Bass fishing in Co. Wexford, Ireland.

Three more followed up to high tide then as often happens along this strand a temporary lull ensued before proceedings kicked off again an hour into the drop. Relentless explains the next two hours, as dusk closed in bites became frantic and constant as schools of bass patrolled the shoreline. Short gaps of  inactivity being replaced every ten to fifteen minutes with a burst of rod thumps and slack liners. Fishing two rods, I cut back to one and still ended up landing 19 bass, admittedly schoolies in the 1.5 – 3.5 lb bracket, all lip hooked and returned bar one for the pot, good fun though and a positive future sign if nurtured and protected.

Bass fishing in Co. Wexford, Ireland.

At 20.30 pm half way into the ebb I called it a night, what a perfect day it had been, one couldn’t have planned it better. On leaving I counted at least twelve headlamps betraying the presence of anglers along a three mile section of strand, here’s hoping that they were experiencing the same quality of fishing. Surf casting for autumn bass in Wexford on the open beaches when all key factors come together really shines, space and solitude abound, and the bass although on average not as big as their rough ground counterparts, do provide consistent sport with a six pounder or bigger always on the cards. As I write reports of codling  are filtering through, role on the next set of springs………

Click On: For Further Information on Irish Bass Fishing.

Down on the Jetty

Sunday, October 7th, 2012

Pier angling is much maligned, associated with casual summer mackerel fishers and youngsters learning how to cast a line, both true. However man made structures such as harbour walls, pontoons, and jetties provide a haven for species such as conger, protection for juvenile fish, peaceful sub habitats within harbour confines of which mullet and flounder take a particular liking, and by deflecting tidal currents create conditions which attract and channel within season bass, codling, whiting, and coalfish.

A cracking pier caught flounder landed by Martin O'Leary, Co. Wexford, Ireland.

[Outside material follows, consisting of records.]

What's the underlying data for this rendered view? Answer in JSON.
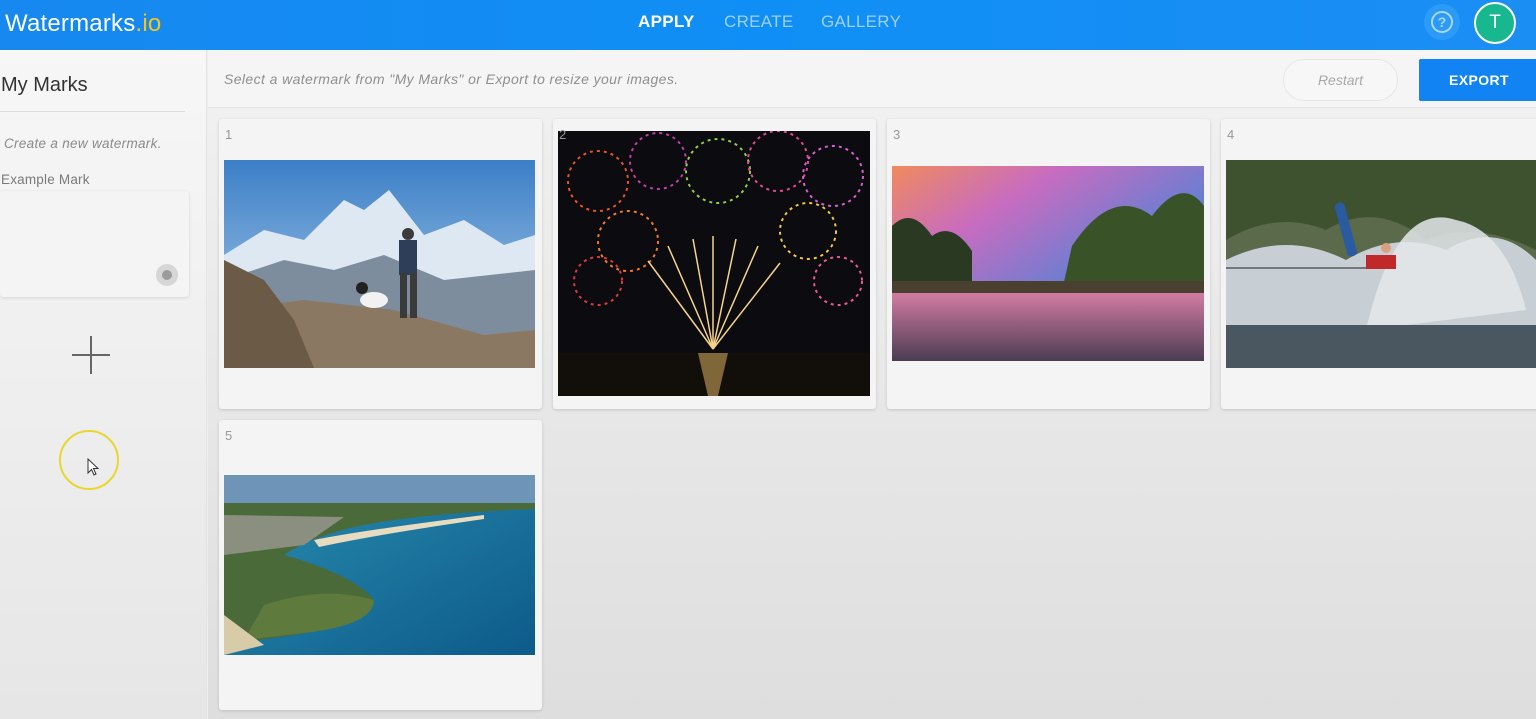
{
  "header": {
    "logo_main": "Watermarks",
    "logo_tld": ".io",
    "nav": [
      {
        "label": "APPLY",
        "active": true
      },
      {
        "label": "CREATE",
        "active": false
      },
      {
        "label": "GALLERY",
        "active": false
      }
    ],
    "help_icon": "question-circle-icon",
    "help_glyph": "?",
    "avatar_initial": "T",
    "colors": {
      "bar": "#1788f0",
      "logo_accent": "#f5c518",
      "avatar": "#17b890"
    }
  },
  "sidebar": {
    "title": "My Marks",
    "hint": "Create a new watermark.",
    "mark_label": "Example Mark",
    "add_icon": "plus-icon"
  },
  "toolbar": {
    "hint": "Select a watermark from \"My Marks\" or Export to resize your images.",
    "restart_label": "Restart",
    "export_label": "EXPORT",
    "colors": {
      "export": "#1183f2"
    }
  },
  "gallery": {
    "images": [
      {
        "number": "1",
        "subject": "hiker with dog on mountain ridge"
      },
      {
        "number": "2",
        "subject": "fireworks over water at night"
      },
      {
        "number": "3",
        "subject": "sunset over river with trees"
      },
      {
        "number": "4",
        "subject": "wakeboarder jumping with water spray"
      },
      {
        "number": "5",
        "subject": "aerial coastline with turquoise sea"
      }
    ]
  }
}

Having experienced some cracking codling sessions through last winter fishing a couple of harbour marks within close proximity of each other, I decided to test the water a little earlier this season. Retracing a well worn routine of digging five dozen black lug followed by homemade cheese burger, salad, and chunky, very crispy chips, washed down with a pint of Arthur’s best, “you just have to look after yourself “, I drove around to my chosen fishing mark. A rising neap tide and flat calm sea limited proceedings, “a bit of a stir always proving better in terms of fish landed”, That said, the pleasant conditions made for a nice evening and from the get go fish were biting.

Digging lugworm on a sheltered strand, Co. Wexford, Ireland.

Juvenile 25 – 30 centimeter codling were present in abundance, what I would term a “positive” nuisance, a good sign for the future but I wish something bigger would happen along. Double’s to both rods being the order of the day, practically every cast, with an occasional dab thrown in for good measure. Sharing the venue with Martin O’Leary, his young son, and nephew Darren (an up and coming Kilmore SAC member), using crab they tempted some nice flounder and an odd coalfish to up the species count.

Pier fishing on a crisp, frosty, October evening, Co. Wexford, Ireland.

Using 2/0 round bends limited gut hooking with most fish returned to the water safe and sound. No big ones this evening although Martin landed a fine flounder, on the other hand, rods continuously nodded and many of the codling landed will be 1.5 – 2.0 pound weight this time next year, so prospects are good. The session was enjoyable, chatting, and sharing information with the lads. Most importantly though the two boys present caught fish in good numbers from a safe location. XBox or fishing? Fella’s you made the right choice……..

Further Information, click on: Estuary Codling.